[Items from a dataset]

◆ ◆ ◆ ◆ ◆ ◆ ◆

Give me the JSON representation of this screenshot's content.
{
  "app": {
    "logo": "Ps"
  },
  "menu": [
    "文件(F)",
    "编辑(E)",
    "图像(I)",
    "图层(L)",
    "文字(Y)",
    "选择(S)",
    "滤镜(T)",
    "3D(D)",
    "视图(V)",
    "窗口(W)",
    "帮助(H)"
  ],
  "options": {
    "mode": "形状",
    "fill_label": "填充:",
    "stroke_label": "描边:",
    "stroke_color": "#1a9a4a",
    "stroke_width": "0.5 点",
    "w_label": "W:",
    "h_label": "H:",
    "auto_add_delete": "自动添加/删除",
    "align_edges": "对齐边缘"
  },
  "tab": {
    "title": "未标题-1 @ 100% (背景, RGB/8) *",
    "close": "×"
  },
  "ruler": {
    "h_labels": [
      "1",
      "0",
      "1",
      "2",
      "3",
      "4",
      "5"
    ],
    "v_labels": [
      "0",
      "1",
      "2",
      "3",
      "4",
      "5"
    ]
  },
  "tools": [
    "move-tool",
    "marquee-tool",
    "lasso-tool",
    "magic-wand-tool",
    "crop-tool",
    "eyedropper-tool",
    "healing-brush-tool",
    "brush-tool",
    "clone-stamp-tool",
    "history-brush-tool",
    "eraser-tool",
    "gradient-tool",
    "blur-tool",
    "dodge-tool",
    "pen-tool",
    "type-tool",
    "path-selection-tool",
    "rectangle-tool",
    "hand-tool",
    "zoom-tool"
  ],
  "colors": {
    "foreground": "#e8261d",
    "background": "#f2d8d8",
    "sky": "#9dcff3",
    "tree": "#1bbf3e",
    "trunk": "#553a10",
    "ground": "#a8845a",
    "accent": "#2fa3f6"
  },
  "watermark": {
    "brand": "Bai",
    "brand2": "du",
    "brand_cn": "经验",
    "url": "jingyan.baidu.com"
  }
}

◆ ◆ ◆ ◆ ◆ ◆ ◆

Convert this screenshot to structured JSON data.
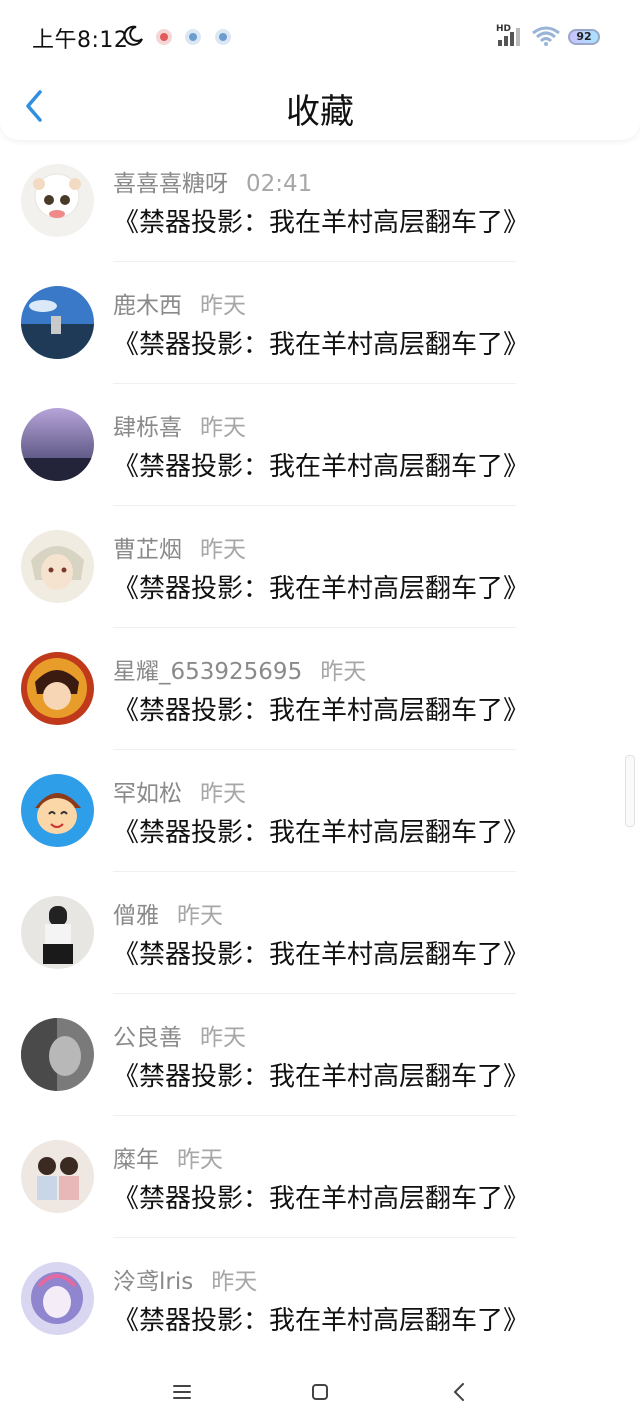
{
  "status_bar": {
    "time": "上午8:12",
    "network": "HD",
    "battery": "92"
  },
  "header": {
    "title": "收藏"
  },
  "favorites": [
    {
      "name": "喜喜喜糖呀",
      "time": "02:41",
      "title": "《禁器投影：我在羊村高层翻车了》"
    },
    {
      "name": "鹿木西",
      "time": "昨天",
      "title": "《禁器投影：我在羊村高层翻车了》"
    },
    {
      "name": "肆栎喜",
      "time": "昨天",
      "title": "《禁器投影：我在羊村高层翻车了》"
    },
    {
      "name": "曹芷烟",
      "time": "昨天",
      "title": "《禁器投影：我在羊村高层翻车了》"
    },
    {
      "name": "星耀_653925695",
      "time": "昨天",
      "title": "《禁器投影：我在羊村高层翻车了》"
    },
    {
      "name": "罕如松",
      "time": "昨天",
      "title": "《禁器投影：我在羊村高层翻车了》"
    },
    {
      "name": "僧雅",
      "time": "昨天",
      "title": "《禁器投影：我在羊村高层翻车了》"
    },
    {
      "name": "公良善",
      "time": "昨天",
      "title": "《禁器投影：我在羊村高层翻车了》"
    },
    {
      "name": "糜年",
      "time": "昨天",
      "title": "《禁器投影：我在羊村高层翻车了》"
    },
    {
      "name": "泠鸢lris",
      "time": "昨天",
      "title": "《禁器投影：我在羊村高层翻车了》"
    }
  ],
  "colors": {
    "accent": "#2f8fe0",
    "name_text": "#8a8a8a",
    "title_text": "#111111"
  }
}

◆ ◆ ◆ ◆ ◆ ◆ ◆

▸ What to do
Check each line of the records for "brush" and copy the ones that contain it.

▸ Expected answer
    "healing-brush-tool",
    "brush-tool",
    "history-brush-tool",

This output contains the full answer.